Herald American Lead Story

Downey float builders hope to win another trophy

DOWNEY — Members of the Downey Rose Float Association won a top prize in the Pasadena Tournament of Roses Parade last year by depicting a peaceful home scene. This year, float builders are looking for adventure in a tropical setting.

Last year’s theme was centered on the home. Downey won top honors for “best depiction of home life in America” with a float showing a snow-covered cottage with people in a horse and sleigh in front.

“We beat out floats made by professional companies costing $250,000 to $350,000,” said float builder Jeremy Clinton.

This year the Tournament of Roses committee picked the theme “Find Your Adventure.”

The Downey adventure, designed by Jason Redfox, is composed of an island with tropical vegetation, numerous plants and trees with white birds as well as wild animals.

“Our theme is ‘Exploring the Everglades,’” said Kelley Roberts, 46, the Downey Rose Float Association’s chief float builder, who helped decorate his first float at age 10.

Roberts estimates 12,000 to 15,000 varied colored flowers will be pasted on the float, such as orchids and roses. He estimated a cost of $38,000 for materials, since all the labor is voluntary.

Since July, Roberts and his core team have been working nights on the float. They started working one night a week, but have increased that to four and five times a week as the New Year’s Day event nears.

In fact, the crew pulled all-nighters Dec. 2 and 4 to prepare the float skeleton for the Downey Chamber of Commerce Christmas Parade Dec. 6.

Work is done in a vacant building on the back lot of the Rancho Los Amigos National Rehabilitation Center.

“This is our home,” said another crew member, Mike Allhands. Other core builders are Andrew Malarkey, who often drives the float in the parade with the help of a navigator beside him inside the enclosed 33-foot long structure; Rafael Sanchez and Matthew Santisteven.

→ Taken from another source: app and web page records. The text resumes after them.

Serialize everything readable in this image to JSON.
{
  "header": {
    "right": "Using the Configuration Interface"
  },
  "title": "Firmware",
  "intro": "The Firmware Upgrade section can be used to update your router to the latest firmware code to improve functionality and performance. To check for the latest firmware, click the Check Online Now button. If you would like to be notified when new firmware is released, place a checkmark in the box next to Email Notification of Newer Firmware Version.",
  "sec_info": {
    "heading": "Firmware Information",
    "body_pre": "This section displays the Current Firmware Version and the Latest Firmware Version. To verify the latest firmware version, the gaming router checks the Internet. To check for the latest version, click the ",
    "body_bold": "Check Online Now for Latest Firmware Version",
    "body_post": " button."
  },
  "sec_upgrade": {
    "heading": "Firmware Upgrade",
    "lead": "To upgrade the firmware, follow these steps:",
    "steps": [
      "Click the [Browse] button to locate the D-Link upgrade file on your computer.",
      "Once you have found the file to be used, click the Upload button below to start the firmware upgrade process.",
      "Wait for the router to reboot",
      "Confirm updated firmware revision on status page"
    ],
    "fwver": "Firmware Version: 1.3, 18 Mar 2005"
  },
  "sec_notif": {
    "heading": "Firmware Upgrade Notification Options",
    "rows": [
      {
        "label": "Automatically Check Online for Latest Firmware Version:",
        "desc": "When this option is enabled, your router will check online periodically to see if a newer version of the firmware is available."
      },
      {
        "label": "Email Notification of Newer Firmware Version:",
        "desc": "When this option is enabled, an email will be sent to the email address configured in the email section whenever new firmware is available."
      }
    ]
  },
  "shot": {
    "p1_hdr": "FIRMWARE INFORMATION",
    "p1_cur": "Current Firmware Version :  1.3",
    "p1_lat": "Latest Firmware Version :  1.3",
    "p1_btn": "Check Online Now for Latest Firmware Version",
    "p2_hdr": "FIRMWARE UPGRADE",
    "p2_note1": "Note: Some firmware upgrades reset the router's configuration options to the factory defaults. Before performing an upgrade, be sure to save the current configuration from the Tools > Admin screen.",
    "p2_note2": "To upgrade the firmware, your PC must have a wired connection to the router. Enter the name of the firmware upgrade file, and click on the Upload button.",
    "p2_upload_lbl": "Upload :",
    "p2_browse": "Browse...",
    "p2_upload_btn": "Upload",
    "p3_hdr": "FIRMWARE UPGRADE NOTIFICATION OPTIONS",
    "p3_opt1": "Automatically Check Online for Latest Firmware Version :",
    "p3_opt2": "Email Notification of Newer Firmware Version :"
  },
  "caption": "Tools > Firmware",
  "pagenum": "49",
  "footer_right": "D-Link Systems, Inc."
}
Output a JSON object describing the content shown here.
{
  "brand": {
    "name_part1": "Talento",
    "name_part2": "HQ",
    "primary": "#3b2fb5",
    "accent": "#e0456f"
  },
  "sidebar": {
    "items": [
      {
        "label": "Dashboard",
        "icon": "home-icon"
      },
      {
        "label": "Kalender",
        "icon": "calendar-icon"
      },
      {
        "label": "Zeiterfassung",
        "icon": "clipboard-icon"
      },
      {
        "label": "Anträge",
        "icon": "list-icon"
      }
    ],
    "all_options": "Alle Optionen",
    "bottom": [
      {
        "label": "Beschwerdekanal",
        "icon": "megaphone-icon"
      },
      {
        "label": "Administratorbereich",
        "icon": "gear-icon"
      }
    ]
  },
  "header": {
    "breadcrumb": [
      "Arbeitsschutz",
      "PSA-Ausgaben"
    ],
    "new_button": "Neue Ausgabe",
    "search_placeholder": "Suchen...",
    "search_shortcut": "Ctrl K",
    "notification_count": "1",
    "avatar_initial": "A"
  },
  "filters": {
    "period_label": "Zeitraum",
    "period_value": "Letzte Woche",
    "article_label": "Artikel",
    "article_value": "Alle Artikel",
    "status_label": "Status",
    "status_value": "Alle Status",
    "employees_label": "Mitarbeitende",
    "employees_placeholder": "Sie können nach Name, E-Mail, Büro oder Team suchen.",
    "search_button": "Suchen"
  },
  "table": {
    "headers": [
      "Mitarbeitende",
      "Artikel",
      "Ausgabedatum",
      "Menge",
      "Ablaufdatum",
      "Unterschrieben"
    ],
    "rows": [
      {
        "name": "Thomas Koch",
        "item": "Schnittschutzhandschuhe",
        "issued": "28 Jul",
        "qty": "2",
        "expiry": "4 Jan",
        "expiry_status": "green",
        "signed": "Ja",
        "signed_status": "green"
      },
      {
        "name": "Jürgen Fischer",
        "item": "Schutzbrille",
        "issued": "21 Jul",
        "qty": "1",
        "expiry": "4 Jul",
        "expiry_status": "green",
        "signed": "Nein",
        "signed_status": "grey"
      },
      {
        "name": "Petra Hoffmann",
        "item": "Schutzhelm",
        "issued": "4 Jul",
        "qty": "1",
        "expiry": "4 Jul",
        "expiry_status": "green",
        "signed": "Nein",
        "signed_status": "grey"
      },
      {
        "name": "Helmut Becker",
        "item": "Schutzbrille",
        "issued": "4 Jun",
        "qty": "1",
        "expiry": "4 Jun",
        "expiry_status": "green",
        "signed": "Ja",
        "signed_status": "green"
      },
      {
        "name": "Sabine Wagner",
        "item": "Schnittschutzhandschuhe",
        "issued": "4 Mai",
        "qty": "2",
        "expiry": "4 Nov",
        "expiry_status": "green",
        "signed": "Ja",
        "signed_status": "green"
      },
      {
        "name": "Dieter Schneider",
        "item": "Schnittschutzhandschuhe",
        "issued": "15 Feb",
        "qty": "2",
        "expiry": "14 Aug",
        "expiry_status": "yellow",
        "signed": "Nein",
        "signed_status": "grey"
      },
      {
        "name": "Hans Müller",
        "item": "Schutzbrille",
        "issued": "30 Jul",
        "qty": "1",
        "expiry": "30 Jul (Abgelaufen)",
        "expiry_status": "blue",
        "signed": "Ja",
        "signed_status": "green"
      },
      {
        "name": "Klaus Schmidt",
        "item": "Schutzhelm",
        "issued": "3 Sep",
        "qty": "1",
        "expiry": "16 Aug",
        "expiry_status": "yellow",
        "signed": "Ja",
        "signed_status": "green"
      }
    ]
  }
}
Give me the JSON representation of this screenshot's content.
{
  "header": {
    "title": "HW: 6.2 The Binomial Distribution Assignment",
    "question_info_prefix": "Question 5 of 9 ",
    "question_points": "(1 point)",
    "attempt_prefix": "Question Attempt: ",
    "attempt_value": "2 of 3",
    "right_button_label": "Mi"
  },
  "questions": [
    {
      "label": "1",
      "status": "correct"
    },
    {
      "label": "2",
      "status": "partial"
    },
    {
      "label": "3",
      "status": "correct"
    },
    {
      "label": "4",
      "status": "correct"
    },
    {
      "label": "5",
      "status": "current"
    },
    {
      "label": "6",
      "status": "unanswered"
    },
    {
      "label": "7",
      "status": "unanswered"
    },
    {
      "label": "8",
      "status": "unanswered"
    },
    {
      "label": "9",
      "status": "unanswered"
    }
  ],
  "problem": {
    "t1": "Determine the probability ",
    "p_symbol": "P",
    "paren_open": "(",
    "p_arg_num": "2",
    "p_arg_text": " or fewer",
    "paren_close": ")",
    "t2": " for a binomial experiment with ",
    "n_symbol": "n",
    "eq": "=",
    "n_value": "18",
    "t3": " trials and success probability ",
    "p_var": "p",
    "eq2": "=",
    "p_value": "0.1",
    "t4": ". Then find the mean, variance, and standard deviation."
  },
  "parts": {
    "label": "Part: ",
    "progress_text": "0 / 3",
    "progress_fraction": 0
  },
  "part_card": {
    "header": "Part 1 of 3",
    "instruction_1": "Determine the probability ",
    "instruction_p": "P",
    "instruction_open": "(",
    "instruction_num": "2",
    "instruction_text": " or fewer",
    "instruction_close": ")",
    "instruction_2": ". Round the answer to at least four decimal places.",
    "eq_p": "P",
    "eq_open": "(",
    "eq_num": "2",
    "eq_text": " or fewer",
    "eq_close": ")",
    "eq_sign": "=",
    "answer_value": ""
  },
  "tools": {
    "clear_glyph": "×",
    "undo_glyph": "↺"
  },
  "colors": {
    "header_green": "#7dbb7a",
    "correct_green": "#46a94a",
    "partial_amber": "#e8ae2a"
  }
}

The float builders all have day jobs, which is why the float work takes place at night after regular daytime jobs, said Roberts, a mechanic inspector for the state.

“It’s also hard on your social life,” says Roberts, who is single.

Why the effort? To Roberts “it’s the challenge of taking something from a picture and making it into a three-dimensional item.”

Downey’s floats, which have won awards in four of the five past years, are all mounted on the same steel structure and powered by a 351 Windsor motor, which moves at about five miles an hour.

The float is 33 feet long, 10 feet wide and about 16 feet high, although a part can be lowered to go under a 15-foot bridge along the route to Pasadena.

Fortunately, the float does not have to travel to Pasadena on its own power. It is towed by Titan Towing Company, owned by Omar Camacho, who does it for free.

That saves us $3,000, Roberts said.

There were actually two floats in the Christmas parade, a skeleton of the Everglade scene and a flat platform with four to five benches carrying Miss Downey, Miss Junior Downey and Miss Teen Downey. In the Pasadena parade Jan. 1, only the Miss Downey Court, led by Miss Downey Alexis Gonzalez, will ride on the float.

Other guests have ridden on past floats, such as veterans last year, selected by the Downey Rose Float Association, a private, nonprofit group headed this year by Sue England.

England noted that Bill Porter, winner of the Ride the Float drawing, will also be on the float.

“This year the Tournament of Roses teamed with the National Park Service, which is celebrating its centennial,” England said. “I am excited that we are representing one of the national parks and think that ‘Exploring the Everglades’ will be absolutely beautiful.

“I can’t wait for decoration week to see the float come to life with the help of our members and all the wonderful volunteers that come out to help,” England said.

The association sponsors the Miss Downey Pageant as a fundraiser for the float. The Miss Downey Courts help out by selling snacks at the summer concerts in Furman Park, along with appearances at other fundraisers.

“We are accepting monetary donations year round,” Roberts said as the float group gets little, if any, financial help from the city.

Volunteers aree most important in the week starting Dec. 26, when work will take place from 10 a.m. to 10 p.m. non-stop until Dec. 31. The main job is painting, cutting and pasting flowers and plants onto the float.

Food and restroom facilities aree available to the volunteers, Roberts said, noting that in past years several hundred have turned out daily to help. Most come year after year, many from the Los Angeles area but some from out of state as well.

If all goes well, the float will start its long, slow journey to Pasadena at about 5:30 p.m. Dec. 31, traveling north on Paramount Boulevard. Many residents often gather to see the float as it passes by.

Following the float is a motorhome, which will be the sleeping quarters for the crew. The float is expected to arrive in Pasadena about midnight and begins lining up for the parade at 6 a.m.

Afterwards it is usually put on display for a couple of days in front of the Embassy Suites Hotel, 8425 Firestone Blvd.

For more information on volunteering, call (562) 334-2440 or visit www.downeyrose.org.